» ASSIGNED TASK
Single out the lines of the material that contain "Alexa" and copy them.

[[ RECORDED INFORMATION open ]]

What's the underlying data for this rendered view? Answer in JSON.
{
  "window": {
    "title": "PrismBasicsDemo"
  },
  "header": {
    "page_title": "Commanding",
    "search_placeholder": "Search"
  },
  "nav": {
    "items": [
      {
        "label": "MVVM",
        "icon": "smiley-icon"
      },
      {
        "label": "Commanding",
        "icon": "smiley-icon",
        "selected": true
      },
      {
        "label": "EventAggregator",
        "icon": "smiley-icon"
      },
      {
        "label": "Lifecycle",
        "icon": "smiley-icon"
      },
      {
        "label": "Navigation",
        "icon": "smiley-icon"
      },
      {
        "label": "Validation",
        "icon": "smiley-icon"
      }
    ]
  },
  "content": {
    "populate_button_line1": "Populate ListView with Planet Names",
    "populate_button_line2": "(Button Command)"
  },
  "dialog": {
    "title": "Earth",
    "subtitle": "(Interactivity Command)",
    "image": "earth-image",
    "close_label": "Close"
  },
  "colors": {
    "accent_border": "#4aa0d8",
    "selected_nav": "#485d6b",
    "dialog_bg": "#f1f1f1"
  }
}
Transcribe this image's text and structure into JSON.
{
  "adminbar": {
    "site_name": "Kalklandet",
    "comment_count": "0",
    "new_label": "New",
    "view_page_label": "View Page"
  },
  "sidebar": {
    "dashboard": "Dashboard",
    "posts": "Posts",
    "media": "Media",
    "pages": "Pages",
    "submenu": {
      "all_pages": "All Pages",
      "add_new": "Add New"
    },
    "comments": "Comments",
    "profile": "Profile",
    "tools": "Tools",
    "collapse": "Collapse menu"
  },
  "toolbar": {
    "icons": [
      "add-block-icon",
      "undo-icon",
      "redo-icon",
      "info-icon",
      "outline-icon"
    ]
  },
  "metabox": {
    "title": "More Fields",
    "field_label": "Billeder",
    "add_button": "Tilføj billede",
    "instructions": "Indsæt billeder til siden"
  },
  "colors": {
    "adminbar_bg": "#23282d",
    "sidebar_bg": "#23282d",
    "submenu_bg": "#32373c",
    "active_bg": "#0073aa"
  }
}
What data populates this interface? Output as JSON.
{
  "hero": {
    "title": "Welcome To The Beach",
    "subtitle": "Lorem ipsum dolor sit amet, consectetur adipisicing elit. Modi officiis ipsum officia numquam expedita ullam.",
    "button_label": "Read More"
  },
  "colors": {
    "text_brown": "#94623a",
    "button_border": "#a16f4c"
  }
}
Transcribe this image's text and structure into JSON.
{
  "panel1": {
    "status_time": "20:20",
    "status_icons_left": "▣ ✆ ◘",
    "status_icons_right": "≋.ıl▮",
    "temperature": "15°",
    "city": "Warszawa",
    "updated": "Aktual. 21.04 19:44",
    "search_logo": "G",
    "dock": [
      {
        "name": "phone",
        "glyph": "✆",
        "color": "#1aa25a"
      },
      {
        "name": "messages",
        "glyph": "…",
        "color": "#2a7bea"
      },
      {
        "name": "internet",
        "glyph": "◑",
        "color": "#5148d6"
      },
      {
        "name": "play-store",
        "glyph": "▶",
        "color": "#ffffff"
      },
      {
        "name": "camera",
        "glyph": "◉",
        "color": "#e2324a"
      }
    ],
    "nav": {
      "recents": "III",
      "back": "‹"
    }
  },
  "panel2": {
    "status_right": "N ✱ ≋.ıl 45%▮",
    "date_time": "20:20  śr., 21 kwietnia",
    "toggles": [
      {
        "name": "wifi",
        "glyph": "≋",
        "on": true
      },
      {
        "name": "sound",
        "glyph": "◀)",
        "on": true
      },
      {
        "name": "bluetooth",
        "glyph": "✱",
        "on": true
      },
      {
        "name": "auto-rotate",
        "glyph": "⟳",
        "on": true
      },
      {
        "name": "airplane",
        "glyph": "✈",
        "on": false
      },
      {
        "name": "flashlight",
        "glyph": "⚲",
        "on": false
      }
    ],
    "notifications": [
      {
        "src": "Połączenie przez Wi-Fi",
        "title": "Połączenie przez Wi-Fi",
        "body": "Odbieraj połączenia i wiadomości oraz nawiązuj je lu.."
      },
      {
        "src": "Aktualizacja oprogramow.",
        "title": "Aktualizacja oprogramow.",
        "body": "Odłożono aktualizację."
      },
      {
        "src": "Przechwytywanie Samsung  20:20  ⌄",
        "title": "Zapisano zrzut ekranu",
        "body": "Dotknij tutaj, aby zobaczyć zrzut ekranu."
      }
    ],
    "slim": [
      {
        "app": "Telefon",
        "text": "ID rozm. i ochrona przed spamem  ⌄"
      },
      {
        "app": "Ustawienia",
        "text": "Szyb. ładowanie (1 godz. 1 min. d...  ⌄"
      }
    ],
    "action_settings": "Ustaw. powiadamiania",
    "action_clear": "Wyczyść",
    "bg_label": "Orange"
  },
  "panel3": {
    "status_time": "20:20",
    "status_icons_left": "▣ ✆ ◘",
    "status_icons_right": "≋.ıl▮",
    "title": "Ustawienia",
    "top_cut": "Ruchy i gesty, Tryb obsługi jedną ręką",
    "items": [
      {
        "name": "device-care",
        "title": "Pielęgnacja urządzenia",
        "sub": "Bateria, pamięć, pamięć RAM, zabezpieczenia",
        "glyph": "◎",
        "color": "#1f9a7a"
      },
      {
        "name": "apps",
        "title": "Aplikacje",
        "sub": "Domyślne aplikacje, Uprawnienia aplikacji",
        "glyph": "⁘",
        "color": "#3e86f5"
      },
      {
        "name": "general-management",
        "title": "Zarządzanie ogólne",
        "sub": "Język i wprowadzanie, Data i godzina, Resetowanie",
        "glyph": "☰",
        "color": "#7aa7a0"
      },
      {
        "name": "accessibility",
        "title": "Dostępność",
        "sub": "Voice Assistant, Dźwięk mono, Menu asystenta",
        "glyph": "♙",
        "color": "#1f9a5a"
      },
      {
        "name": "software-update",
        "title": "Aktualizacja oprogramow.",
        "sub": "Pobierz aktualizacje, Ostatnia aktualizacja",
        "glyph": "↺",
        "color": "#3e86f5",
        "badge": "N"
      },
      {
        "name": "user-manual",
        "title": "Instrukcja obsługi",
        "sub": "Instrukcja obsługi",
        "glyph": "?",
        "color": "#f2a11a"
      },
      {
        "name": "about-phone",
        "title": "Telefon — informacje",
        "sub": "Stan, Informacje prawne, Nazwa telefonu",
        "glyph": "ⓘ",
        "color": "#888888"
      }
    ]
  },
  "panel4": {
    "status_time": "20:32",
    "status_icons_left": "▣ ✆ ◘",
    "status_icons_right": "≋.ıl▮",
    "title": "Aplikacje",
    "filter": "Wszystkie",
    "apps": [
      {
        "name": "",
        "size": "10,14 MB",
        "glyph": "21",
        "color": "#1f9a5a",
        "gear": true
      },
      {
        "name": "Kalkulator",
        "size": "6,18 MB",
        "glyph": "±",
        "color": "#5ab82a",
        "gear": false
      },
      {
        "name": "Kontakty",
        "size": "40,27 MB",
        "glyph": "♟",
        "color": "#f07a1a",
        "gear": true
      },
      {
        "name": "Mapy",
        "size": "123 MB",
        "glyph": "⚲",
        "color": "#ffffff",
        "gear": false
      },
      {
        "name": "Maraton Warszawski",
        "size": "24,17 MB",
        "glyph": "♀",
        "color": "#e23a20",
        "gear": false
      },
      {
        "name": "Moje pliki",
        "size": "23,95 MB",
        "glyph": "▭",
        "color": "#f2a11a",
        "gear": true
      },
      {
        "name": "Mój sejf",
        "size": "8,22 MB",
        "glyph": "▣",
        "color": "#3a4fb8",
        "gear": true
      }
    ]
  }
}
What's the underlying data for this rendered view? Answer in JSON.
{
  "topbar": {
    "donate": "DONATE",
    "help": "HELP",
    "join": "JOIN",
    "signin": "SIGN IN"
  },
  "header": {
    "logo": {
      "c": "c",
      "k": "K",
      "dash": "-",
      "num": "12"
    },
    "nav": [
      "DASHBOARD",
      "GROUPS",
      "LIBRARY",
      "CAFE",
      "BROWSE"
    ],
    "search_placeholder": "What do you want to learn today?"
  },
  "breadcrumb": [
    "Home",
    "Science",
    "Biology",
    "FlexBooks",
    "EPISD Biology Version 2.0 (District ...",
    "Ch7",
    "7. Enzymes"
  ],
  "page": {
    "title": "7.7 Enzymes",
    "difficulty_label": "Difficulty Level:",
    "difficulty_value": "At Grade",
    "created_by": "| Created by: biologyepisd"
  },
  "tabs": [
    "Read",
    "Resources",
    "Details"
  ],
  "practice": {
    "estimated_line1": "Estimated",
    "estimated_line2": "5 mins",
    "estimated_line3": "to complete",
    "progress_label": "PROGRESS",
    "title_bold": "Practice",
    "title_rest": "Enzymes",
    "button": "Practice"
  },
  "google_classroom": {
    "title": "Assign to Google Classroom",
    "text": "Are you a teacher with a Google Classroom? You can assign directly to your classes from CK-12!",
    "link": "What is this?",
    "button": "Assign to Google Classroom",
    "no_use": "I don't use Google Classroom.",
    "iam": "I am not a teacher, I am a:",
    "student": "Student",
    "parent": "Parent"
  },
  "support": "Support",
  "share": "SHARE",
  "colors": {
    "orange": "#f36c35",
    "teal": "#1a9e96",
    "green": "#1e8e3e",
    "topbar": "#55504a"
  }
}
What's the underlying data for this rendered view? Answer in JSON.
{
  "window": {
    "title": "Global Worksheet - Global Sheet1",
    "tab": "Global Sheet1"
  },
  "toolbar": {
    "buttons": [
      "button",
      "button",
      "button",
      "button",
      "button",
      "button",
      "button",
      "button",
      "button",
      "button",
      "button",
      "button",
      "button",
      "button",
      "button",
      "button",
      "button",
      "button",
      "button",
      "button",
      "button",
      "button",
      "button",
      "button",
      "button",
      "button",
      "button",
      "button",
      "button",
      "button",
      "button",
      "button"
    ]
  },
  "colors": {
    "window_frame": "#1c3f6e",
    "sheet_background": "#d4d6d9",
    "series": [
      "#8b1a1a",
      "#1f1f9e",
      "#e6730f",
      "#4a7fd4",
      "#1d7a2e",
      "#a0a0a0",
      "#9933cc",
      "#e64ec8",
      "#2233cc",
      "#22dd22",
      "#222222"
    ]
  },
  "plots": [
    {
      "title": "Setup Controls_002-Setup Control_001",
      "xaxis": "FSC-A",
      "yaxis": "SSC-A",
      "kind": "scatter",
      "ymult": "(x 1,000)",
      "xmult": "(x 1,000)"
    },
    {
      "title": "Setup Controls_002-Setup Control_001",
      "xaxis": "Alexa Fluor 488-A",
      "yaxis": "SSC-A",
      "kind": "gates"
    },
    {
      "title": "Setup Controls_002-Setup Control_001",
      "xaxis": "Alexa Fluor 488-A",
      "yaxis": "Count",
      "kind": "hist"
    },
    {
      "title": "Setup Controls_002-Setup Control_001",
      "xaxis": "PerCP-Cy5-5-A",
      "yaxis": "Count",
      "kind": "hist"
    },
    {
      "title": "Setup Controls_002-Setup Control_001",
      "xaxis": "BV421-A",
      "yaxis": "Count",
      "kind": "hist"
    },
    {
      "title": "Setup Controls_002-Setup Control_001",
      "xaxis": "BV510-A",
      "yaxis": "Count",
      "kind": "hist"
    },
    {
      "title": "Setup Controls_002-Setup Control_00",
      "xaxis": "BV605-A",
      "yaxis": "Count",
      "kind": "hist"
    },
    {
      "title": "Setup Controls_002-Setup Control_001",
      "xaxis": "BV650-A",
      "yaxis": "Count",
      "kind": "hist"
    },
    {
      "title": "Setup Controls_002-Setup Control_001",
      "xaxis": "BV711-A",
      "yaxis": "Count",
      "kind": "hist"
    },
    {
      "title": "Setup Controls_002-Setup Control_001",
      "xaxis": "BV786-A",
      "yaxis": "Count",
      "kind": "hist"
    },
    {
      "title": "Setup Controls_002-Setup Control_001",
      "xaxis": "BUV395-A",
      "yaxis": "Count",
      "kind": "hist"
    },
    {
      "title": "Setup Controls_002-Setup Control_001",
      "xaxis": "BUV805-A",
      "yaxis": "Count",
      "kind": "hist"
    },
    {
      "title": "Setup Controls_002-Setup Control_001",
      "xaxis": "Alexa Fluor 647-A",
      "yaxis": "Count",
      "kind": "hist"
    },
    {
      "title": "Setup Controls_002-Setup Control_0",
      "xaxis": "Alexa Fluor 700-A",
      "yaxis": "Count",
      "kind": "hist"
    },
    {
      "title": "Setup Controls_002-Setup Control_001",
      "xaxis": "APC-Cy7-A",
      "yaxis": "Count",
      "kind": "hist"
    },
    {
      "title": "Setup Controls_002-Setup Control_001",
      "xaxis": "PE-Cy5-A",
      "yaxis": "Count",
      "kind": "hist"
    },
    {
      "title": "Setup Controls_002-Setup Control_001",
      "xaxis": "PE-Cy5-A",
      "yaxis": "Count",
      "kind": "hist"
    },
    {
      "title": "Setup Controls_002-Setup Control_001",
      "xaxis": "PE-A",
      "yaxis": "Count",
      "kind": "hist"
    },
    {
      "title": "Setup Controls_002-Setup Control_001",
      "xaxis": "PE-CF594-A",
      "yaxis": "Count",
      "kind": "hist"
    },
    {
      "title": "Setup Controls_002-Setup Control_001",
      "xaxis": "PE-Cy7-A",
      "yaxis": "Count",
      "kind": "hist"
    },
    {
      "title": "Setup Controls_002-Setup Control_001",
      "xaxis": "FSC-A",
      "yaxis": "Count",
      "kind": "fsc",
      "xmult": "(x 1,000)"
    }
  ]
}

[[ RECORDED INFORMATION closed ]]

» RESPONSE TO THE EXERCISE
      "xaxis": "Alexa Fluor 488-A",
      "xaxis": "Alexa Fluor 488-A",
      "xaxis": "Alexa Fluor 647-A",
      "xaxis": "Alexa Fluor 700-A",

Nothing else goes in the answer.